On the night of the 21st a party of Arabs deserted the town and got away across the river. The rats were beginning to leave the sinking ship! The Turks let us know that they would not receive any more but would shoot them if they tried it. But, although the Arabs were told that if they left the town they wouldn’t be allowed in again, they persisted in their attempts. The next day a large group of them was very busy for hours in the open street making a large raft out of wooden settees and inflated skins wherewith to cross the stream. But they didn’t succeed, for the Turks were as good as their word, with the result that there were several in hospital next morning.
On the 22nd there was a heavy cannonade in the morning, and we could see the bursts of H.E. over a long line of a mile or more; but the result was another disappointment, for the next day we got a communiqué to say that the R.F. had not taken Sanaaiyat but had advanced a little on the right bank. As a set-off the aeroplanes made fourteen or fifteen trips and dropped food.
It was Easter Sunday, and Trixie and I went to church in the morning. The two little rooms, still intact, were crowded with officers. Why had so many come that day? Was it to share in the joyous festival of Easter, of the resurrection of the God-man, or was it the growing fear in our hearts that the service would be the last of its kind in Kut, and that the future was so full of uncertainty?
Be that as it may, there was a very good attendance, and after the morning service the Communion was held. One by one, in a silence that could be felt, the gaunt and war-worn defenders, with the thoughtful eyes of those who had seen much, went up each in his turn and knelt before the padre. A deep hush fell over us all, and in those few moments men got near to their God. . . .

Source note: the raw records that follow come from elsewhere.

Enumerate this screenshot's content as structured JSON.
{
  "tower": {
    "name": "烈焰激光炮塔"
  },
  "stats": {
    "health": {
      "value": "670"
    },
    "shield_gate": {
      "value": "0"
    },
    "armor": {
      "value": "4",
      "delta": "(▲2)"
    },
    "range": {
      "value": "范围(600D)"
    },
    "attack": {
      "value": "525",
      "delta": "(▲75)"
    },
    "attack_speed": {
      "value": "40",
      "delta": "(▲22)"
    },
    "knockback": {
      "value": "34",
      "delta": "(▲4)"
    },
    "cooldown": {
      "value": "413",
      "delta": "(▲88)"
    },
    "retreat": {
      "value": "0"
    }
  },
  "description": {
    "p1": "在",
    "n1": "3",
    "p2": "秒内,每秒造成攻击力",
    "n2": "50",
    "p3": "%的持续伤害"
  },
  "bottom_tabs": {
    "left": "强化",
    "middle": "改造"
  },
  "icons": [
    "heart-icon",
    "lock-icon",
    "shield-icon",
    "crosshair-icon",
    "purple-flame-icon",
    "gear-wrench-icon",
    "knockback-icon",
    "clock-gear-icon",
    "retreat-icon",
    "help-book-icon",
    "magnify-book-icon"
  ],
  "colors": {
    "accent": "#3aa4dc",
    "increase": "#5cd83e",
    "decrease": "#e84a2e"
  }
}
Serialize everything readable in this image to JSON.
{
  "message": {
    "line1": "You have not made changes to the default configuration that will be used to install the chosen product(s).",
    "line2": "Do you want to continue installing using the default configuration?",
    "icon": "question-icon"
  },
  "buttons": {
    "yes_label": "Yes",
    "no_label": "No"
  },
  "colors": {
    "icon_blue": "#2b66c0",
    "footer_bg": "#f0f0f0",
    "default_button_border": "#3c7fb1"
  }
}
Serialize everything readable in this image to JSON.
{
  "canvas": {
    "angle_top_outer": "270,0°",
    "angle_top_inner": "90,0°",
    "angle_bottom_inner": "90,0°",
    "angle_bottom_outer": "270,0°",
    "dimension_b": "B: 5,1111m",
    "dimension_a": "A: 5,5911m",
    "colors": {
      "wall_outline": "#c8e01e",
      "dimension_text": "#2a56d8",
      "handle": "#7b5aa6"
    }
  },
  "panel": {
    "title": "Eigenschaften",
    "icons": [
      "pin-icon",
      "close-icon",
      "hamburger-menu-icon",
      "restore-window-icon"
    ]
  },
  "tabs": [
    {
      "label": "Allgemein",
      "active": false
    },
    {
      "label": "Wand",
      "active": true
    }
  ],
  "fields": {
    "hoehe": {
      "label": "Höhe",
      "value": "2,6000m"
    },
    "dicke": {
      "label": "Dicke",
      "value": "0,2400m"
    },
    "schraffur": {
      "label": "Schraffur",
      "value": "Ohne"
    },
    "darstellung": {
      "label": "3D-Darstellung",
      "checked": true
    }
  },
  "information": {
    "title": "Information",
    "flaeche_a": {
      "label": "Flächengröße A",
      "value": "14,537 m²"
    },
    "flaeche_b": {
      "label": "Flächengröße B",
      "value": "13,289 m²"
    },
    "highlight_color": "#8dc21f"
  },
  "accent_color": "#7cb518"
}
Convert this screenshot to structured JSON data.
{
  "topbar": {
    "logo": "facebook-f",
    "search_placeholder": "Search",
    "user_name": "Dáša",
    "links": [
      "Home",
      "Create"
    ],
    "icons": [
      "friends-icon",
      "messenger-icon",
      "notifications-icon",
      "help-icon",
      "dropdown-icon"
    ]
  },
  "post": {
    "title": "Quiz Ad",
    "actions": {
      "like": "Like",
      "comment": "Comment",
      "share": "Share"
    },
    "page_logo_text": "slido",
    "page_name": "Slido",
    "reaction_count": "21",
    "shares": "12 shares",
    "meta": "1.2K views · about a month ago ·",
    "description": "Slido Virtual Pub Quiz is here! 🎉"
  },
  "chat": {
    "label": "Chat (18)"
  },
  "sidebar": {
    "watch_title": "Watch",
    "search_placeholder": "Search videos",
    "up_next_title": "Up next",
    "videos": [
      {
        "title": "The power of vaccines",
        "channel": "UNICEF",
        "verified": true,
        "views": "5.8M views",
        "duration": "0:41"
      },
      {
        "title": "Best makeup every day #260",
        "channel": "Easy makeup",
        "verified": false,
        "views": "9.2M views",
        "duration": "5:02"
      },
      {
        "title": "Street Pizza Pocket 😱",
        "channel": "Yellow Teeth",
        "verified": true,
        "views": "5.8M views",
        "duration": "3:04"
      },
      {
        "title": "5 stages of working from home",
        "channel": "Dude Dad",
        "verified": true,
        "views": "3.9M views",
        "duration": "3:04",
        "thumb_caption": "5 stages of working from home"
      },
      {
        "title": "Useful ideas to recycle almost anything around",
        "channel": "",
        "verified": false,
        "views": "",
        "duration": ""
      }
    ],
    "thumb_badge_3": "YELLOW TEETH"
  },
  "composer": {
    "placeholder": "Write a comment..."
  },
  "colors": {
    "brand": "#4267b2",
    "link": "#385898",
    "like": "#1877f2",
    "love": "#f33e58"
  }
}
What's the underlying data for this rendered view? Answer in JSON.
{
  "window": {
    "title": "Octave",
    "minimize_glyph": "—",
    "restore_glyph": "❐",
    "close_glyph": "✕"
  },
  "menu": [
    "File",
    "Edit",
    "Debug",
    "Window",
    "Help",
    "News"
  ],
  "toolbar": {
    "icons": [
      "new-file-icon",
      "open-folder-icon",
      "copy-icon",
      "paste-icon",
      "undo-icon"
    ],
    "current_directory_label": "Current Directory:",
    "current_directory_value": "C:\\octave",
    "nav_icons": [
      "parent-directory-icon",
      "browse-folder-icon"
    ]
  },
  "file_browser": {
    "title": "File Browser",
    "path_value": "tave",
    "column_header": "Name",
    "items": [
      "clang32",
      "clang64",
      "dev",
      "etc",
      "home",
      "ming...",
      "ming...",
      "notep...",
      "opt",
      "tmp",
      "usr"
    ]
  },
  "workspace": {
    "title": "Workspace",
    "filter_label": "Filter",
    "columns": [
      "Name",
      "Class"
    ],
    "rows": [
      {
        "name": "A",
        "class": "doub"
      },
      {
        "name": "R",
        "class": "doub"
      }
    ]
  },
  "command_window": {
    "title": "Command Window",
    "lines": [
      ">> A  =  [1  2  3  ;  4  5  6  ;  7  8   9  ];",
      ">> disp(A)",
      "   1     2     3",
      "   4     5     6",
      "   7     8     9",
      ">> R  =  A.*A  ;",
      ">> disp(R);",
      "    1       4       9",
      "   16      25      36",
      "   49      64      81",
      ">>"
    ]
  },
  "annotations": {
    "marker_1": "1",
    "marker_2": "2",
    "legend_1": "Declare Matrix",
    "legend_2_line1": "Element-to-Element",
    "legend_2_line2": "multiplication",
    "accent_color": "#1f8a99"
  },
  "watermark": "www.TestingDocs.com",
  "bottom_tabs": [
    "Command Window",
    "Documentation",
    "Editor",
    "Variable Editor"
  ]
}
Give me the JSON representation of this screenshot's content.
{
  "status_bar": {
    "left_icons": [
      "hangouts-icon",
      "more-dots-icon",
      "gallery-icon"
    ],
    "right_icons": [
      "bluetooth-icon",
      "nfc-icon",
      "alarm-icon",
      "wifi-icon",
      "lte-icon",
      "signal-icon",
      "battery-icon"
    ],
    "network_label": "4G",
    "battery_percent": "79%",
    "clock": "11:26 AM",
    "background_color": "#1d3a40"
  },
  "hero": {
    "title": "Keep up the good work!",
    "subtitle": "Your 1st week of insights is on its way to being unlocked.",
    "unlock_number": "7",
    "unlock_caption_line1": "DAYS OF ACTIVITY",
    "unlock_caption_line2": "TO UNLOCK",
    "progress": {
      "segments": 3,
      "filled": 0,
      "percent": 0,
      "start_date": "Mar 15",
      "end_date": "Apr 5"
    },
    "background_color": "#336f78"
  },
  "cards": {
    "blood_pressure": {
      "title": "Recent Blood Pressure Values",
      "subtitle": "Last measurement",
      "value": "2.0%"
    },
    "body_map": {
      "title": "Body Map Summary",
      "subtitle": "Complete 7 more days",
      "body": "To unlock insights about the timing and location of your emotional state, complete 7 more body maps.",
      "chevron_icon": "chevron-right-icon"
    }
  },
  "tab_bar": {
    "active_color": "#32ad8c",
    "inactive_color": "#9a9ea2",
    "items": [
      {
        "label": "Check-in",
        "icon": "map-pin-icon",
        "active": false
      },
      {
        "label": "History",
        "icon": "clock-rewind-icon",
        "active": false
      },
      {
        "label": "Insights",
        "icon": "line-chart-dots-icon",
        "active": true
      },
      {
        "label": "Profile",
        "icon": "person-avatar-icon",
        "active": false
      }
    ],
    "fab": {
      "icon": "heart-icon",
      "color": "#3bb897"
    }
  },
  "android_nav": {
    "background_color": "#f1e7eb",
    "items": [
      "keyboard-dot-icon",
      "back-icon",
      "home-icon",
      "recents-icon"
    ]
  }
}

On the 24th a quiver of excitement went through us when we got wind of the impending attempt of the R.F. to run the blockade that night by a boat full of food. We could hardly sleep for thinking about it and were up on the H.Q. roof as the sun rose. There she was, the gallant Julnar, over against Megasis Fort, stuck in the mud just within range of our longest guns, with her splendid captain on her bridge lying dead in a pool of his own blood. So pleased were the Turks—so one of their officers who was there told me afterwards—with the gallant bravery of poor Cowley and the other man with him on the Julnar, that they, then and there, gave them a special military funeral in recognition of their magnificent effort, which so nearly succeeded. But the enemy had her, and her capture sealed our fate.
Deep down within us we knew we were now done for, that our people couldn’t get through, and that for us it meant Baghdad, or Mosul, or God only knew where! We did not acknowledge it yet, however, and that day another auction was held, at which prices ruled higher than ever: a box of cheroots fetched 206 rupees, and a tin of fifty Wills’ cigarettes were sold for over £3—surely the biggest money ever paid for “Three Castles”!